Two men filed a lawsuit yesterday in Lucas County Common Pleas Court claiming that a former deacon with the Toledo Catholic Diocese abused them sexually in the 1970s.
David J. Barciz, of Raleigh, N.C., and a man referred to as “John Doe” filed the complaint against Dr. Glen Shrimplin, who was a deacon in the diocese from 1974 until 1987.
The lawsuit also named the Toledo diocese and Immaculate Conception Church, 434 Western Ave., and Blessed Sacrament Church, 4227 Bellevue Rd., parishes where Dr. Shrimplin served as a “deacon, spiritual counselor, and youth religious counselor.”
The men, who are now 44, allege that Dr. Shrimplin began abusing them sexually in 1974 when they were both about 16.
Mr. Barciz claimed he was molested in Dr. Shrimplin's car while returning home from a youth retreat and at Dr. Shrimplin's home.
The other plaintiff, who grew up in South Toledo and now lives in Fulton County, alleges that the abuse occurred on several occasions at various locations, including Immaculate Conception Church.
Dr. Shrimplin, 69, a retired dentist, now lives in Bonita Springs, Fla. He has denied the allegations.
The suit, which was assigned to Judge Robert Christiansen, said church leaders failed to supervise Dr. Shrimplin and conspired to conceal the alleged abuse.
The men are asking for more than $25,000 in compensatory damages and an unspecified amount in punitive damages.

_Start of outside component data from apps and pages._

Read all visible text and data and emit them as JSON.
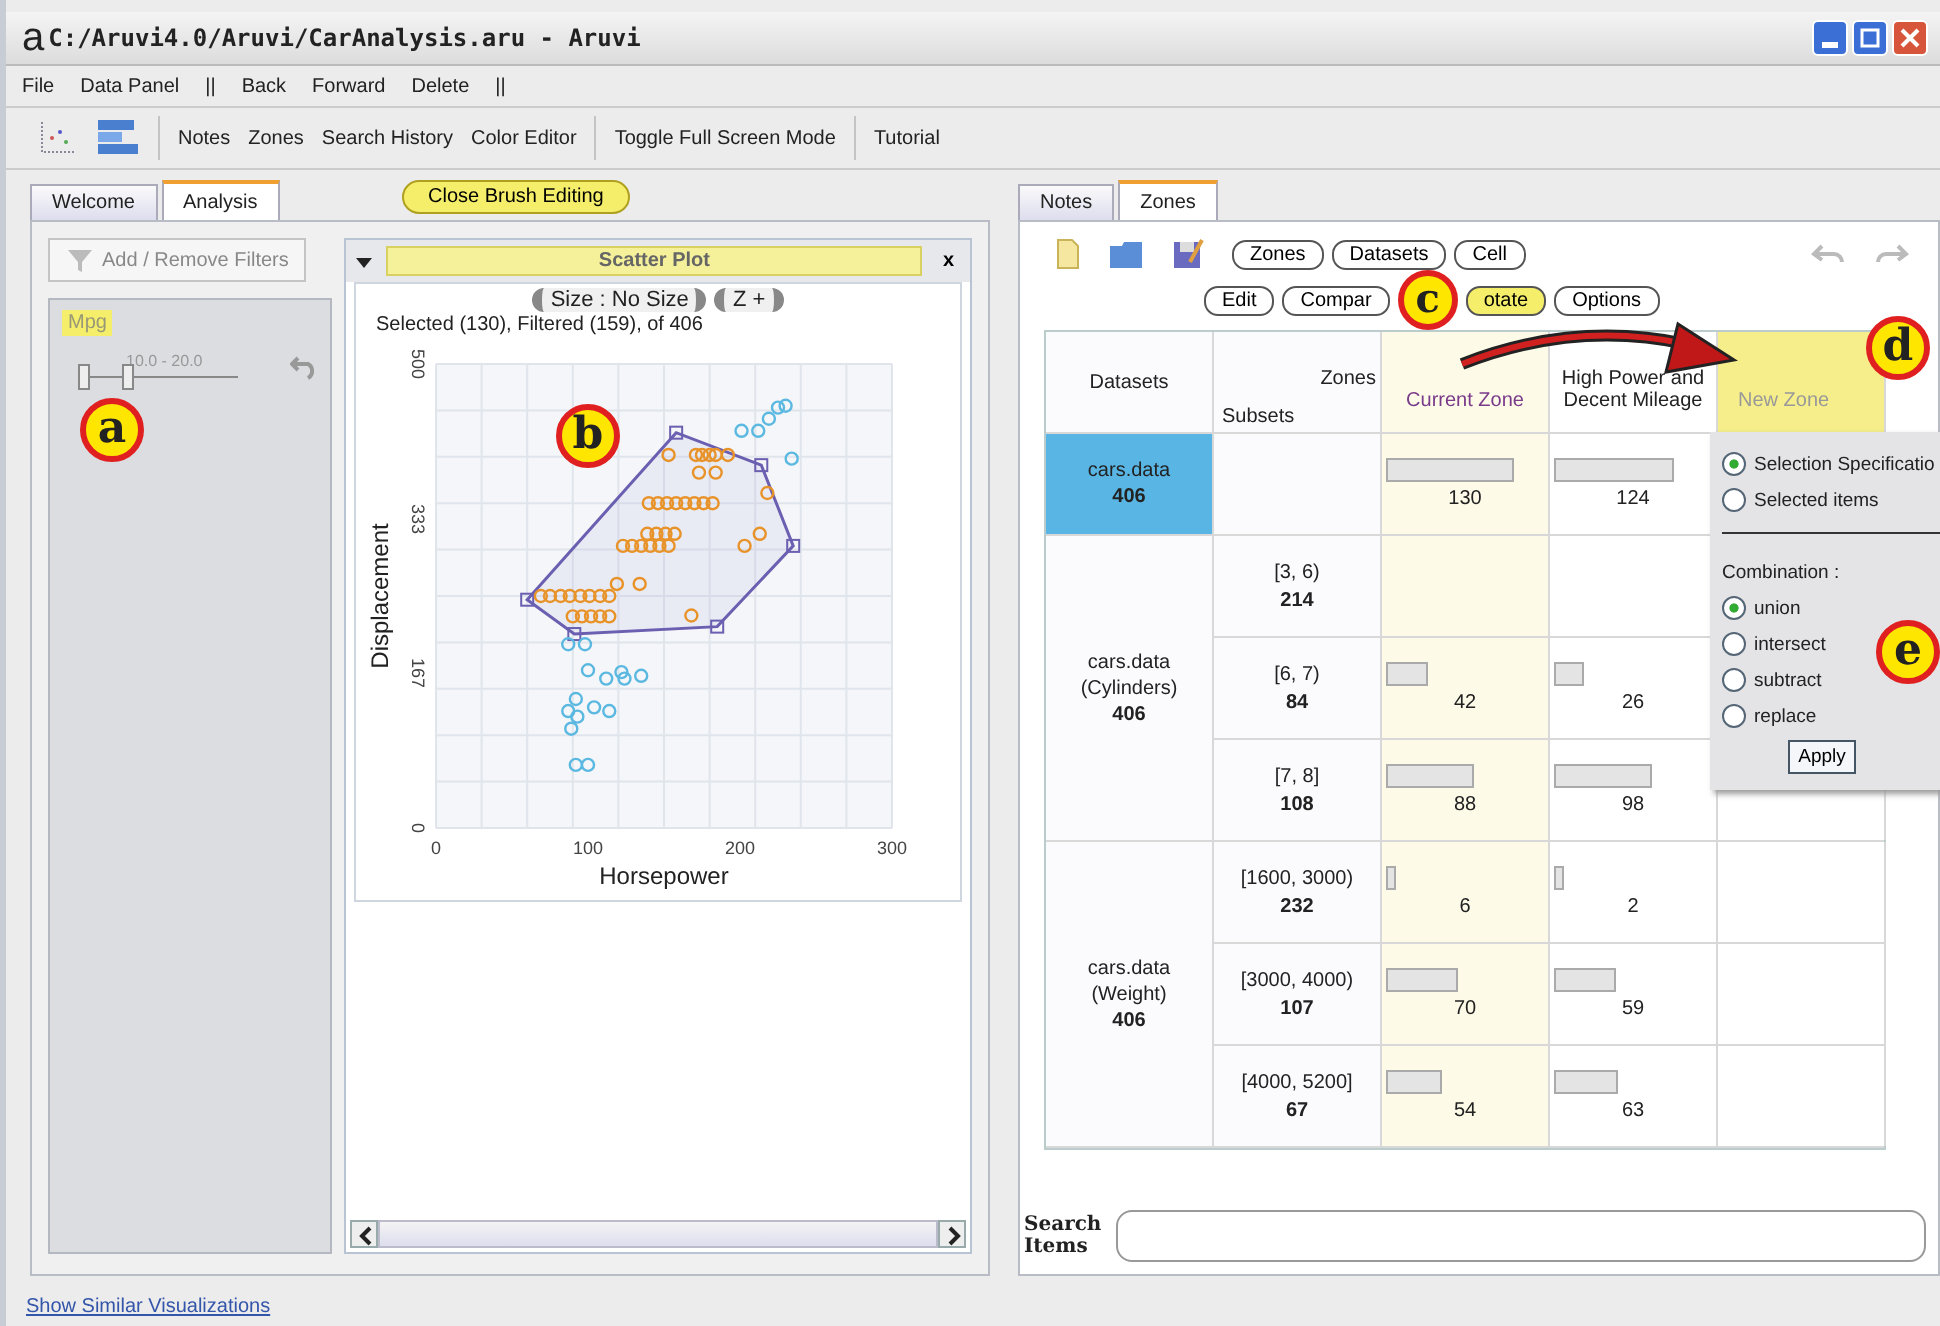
{
  "window": {
    "logo": "a",
    "title": "C:/Aruvi4.0/Aruvi/CarAnalysis.aru - Aruvi"
  },
  "menu": [
    "File",
    "Data Panel",
    "||",
    "Back",
    "Forward",
    "Delete",
    "||"
  ],
  "toolbar": [
    [
      "Notes",
      "Zones",
      "Search History",
      "Color Editor"
    ],
    [
      "Toggle Full Screen Mode"
    ],
    [
      "Tutorial"
    ]
  ],
  "left_tabs": [
    {
      "label": "Welcome",
      "selected": false
    },
    {
      "label": "Analysis",
      "selected": true
    }
  ],
  "brush_button": "Close Brush Editing",
  "filters": {
    "button": "Add / Remove Filters",
    "name": "Mpg",
    "range": "10.0 - 20.0",
    "level": 0.27
  },
  "scatter": {
    "title": "Scatter Plot",
    "close": "x",
    "size_control": "Size : No Size",
    "zoom_control": "Z +",
    "status": "Selected (130), Filtered (159),  of 406",
    "chart_data": {
      "type": "scatter",
      "xlabel": "Horsepower",
      "ylabel": "Displacement",
      "xlim": [
        0,
        300
      ],
      "ylim": [
        0,
        500
      ],
      "xticks": [
        0,
        100,
        200,
        300
      ],
      "yticks": [
        0,
        {
          "value": 167,
          "label": "167"
        },
        {
          "value": 333,
          "label": "333"
        },
        500
      ],
      "series": [
        {
          "color": "#e8932a",
          "x": [
            153,
            171,
            175,
            180,
            184,
            192,
            173,
            184,
            140,
            146,
            152,
            158,
            164,
            170,
            176,
            182,
            218,
            139,
            145,
            151,
            157,
            123,
            129,
            135,
            141,
            147,
            153,
            203,
            213,
            119,
            134,
            69,
            75,
            82,
            88,
            95,
            101,
            108,
            114,
            90,
            96,
            102,
            108,
            114,
            168
          ],
          "values": [
            402,
            402,
            402,
            402,
            402,
            402,
            383,
            383,
            350,
            350,
            350,
            350,
            350,
            350,
            350,
            350,
            361,
            317,
            317,
            317,
            317,
            304,
            304,
            304,
            304,
            304,
            304,
            304,
            317,
            263,
            263,
            250,
            250,
            250,
            250,
            250,
            250,
            250,
            250,
            228,
            228,
            228,
            228,
            228,
            229
          ]
        },
        {
          "color": "#5bb8e0",
          "x": [
            201,
            212,
            219,
            225,
            230,
            234,
            87,
            98,
            100,
            112,
            122,
            124,
            135,
            92,
            87,
            93,
            104,
            114,
            89,
            92,
            100
          ],
          "values": [
            428,
            428,
            441,
            453,
            455,
            398,
            198,
            198,
            170,
            161,
            168,
            161,
            164,
            139,
            126,
            120,
            130,
            126,
            107,
            68,
            68
          ]
        }
      ]
    }
  },
  "right_tabs": [
    {
      "label": "Notes",
      "selected": false
    },
    {
      "label": "Zones",
      "selected": true
    }
  ],
  "zone_buttons": [
    {
      "label": "Zones",
      "highlighted": false
    },
    {
      "label": "Datasets",
      "highlighted": false
    },
    {
      "label": "Cell",
      "highlighted": false
    }
  ],
  "zone_actions": [
    {
      "label": "Edit",
      "highlighted": false
    },
    {
      "label": "Compar",
      "highlighted": false
    },
    {
      "label": "otate",
      "highlighted": true
    },
    {
      "label": "Options",
      "highlighted": false
    }
  ],
  "table": {
    "datasets_header": "Datasets",
    "zones_header": "Zones",
    "subsets_header": "Subsets",
    "columns": [
      {
        "label": "Current Zone",
        "kind": "current"
      },
      {
        "label": "High Power and Decent Mileage",
        "kind": "normal"
      },
      {
        "label": "New Zone",
        "kind": "new"
      }
    ],
    "groups": [
      {
        "dataset": "cars.data",
        "count": "406",
        "selected": true,
        "subsets": [
          {
            "cells": [
              {
                "value": "130",
                "level": 0.8
              },
              {
                "value": "124",
                "level": 0.75
              }
            ]
          }
        ]
      },
      {
        "dataset": "cars.data",
        "attribute": "(Cylinders)",
        "count": "406",
        "selected": false,
        "subsets": [
          {
            "label": "[3, 6)",
            "count": "214"
          },
          {
            "label": "[6, 7)",
            "count": "84",
            "cells": [
              {
                "value": "42",
                "level": 0.27
              },
              {
                "value": "26",
                "level": 0.19
              }
            ]
          },
          {
            "label": "[7, 8]",
            "count": "108",
            "cells": [
              {
                "value": "88",
                "level": 0.56
              },
              {
                "value": "98",
                "level": 0.62
              }
            ]
          }
        ]
      },
      {
        "dataset": "cars.data",
        "attribute": "(Weight)",
        "count": "406",
        "selected": false,
        "subsets": [
          {
            "label": "[1600, 3000)",
            "count": "232",
            "cells": [
              {
                "value": "6",
                "level": 0.07
              },
              {
                "value": "2",
                "level": 0.07
              }
            ]
          },
          {
            "label": "[3000, 4000)",
            "count": "107",
            "cells": [
              {
                "value": "70",
                "level": 0.45
              },
              {
                "value": "59",
                "level": 0.39
              }
            ]
          },
          {
            "label": "[4000, 5200]",
            "count": "67",
            "cells": [
              {
                "value": "54",
                "level": 0.36
              },
              {
                "value": "63",
                "level": 0.4
              }
            ]
          }
        ]
      }
    ]
  },
  "popup": {
    "sources": [
      {
        "label": "Selection Specificatio",
        "selected": true
      },
      {
        "label": "Selected items",
        "selected": false
      }
    ],
    "combination_label": "Combination :",
    "combinations": [
      {
        "label": "union",
        "selected": true
      },
      {
        "label": "intersect",
        "selected": false
      },
      {
        "label": "subtract",
        "selected": false
      },
      {
        "label": "replace",
        "selected": false
      }
    ],
    "apply": "Apply"
  },
  "search": {
    "label": "Search Items"
  },
  "link": "Show Similar Visualizations",
  "annotations": [
    "a",
    "b",
    "c",
    "d",
    "e"
  ]
}
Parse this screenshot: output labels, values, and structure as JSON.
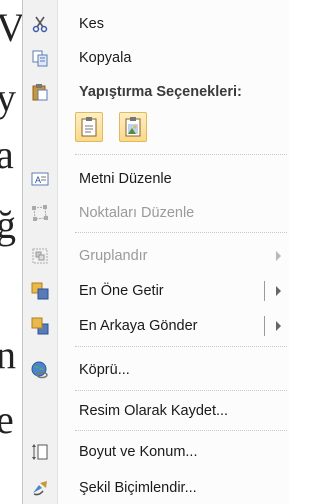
{
  "background": {
    "peek_letters": [
      "V",
      "y",
      "a",
      "ğ",
      "n",
      "e"
    ]
  },
  "menu": {
    "items": [
      {
        "label": "Kes",
        "icon": "scissors-icon",
        "enabled": true
      },
      {
        "label": "Kopyala",
        "icon": "copy-icon",
        "enabled": true
      },
      {
        "label": "Yapıştırma Seçenekleri:",
        "icon": "paste-icon",
        "enabled": true,
        "header": true
      },
      {
        "label": "Metni Düzenle",
        "icon": "edit-text-icon",
        "enabled": true
      },
      {
        "label": "Noktaları Düzenle",
        "icon": "edit-points-icon",
        "enabled": false
      },
      {
        "label": "Gruplandır",
        "icon": "group-icon",
        "enabled": false,
        "submenu": true
      },
      {
        "label": "En Öne Getir",
        "icon": "bring-to-front-icon",
        "enabled": true,
        "submenu": true
      },
      {
        "label": "En Arkaya Gönder",
        "icon": "send-to-back-icon",
        "enabled": true,
        "submenu": true
      },
      {
        "label": "Köprü...",
        "icon": "hyperlink-icon",
        "enabled": true
      },
      {
        "label": "Resim Olarak Kaydet...",
        "icon": "",
        "enabled": true
      },
      {
        "label": "Boyut ve Konum...",
        "icon": "size-position-icon",
        "enabled": true
      },
      {
        "label": "Şekil Biçimlendir...",
        "icon": "format-shape-icon",
        "enabled": true
      }
    ],
    "paste_options": [
      "keep-text-only-icon",
      "paste-as-picture-icon"
    ]
  }
}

The lawsuit was the 15th filing against the Toledo diocese alleging sex abuse since the national scandal broke in Boston in January, 2001, and the first since the announcement that Detroit Auxiliary Bishop Leonard Paul Blair will become the next bishop of the diocese. Bishop Blair will be installed Dec. 4.
At a news conference outside the downtown Catholic Center, Jeffery Anderson, a St. Paul attorney who represents the two men, called on the church and the new bishop to “do the right thing” and “right the wrongs of the past.”
Jon Schoonmaker, co-coordinator of the local chapter of Survivors Network of those Abused by Priests, read a statement on behalf of the unidentified plaintiff. “Had the Diocese of Toledo done their jobs of informing the public, I would not have been forced to bring this suit against them,” Mr. Schoonmaker said.
Sally Oberski, director of communications for the diocese, said she had not read the lawsuit. She said the diocese's standard practice is to give allegations of sexual abuse to the county prosecutor and notify the bishop of the area where the accused person lives.
“We extend an apology in the name of the church and extend an offer of pastoral outreach and care,” Ms. Oberski said.